------ INPUT RECORDS
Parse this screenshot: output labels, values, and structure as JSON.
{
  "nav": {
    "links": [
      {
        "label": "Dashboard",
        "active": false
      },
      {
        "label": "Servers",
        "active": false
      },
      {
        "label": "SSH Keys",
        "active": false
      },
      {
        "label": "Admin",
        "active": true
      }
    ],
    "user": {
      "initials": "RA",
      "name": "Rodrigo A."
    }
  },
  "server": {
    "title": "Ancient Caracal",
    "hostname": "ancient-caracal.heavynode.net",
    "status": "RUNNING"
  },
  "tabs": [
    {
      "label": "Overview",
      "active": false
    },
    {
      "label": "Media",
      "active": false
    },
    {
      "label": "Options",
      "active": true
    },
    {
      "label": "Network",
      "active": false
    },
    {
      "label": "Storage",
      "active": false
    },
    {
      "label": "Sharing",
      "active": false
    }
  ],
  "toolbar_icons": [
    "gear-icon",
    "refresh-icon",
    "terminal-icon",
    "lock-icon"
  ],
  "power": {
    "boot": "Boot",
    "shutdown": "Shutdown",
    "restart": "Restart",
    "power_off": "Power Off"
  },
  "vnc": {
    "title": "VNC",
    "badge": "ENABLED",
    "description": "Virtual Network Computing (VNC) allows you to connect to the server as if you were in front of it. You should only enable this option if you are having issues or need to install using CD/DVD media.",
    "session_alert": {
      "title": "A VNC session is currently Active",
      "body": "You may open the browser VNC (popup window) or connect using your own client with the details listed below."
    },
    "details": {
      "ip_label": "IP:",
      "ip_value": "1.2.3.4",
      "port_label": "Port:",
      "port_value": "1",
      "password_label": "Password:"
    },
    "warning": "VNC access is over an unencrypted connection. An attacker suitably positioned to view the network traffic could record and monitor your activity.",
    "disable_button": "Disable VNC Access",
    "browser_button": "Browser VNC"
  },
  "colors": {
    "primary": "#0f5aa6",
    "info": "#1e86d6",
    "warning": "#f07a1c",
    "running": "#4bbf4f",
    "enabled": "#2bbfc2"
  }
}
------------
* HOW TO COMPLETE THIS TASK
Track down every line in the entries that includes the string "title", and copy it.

* EXERCISE OUTPUT
    "title": "Ancient Caracal",
    "title": "VNC",
      "title": "A VNC session is currently Active",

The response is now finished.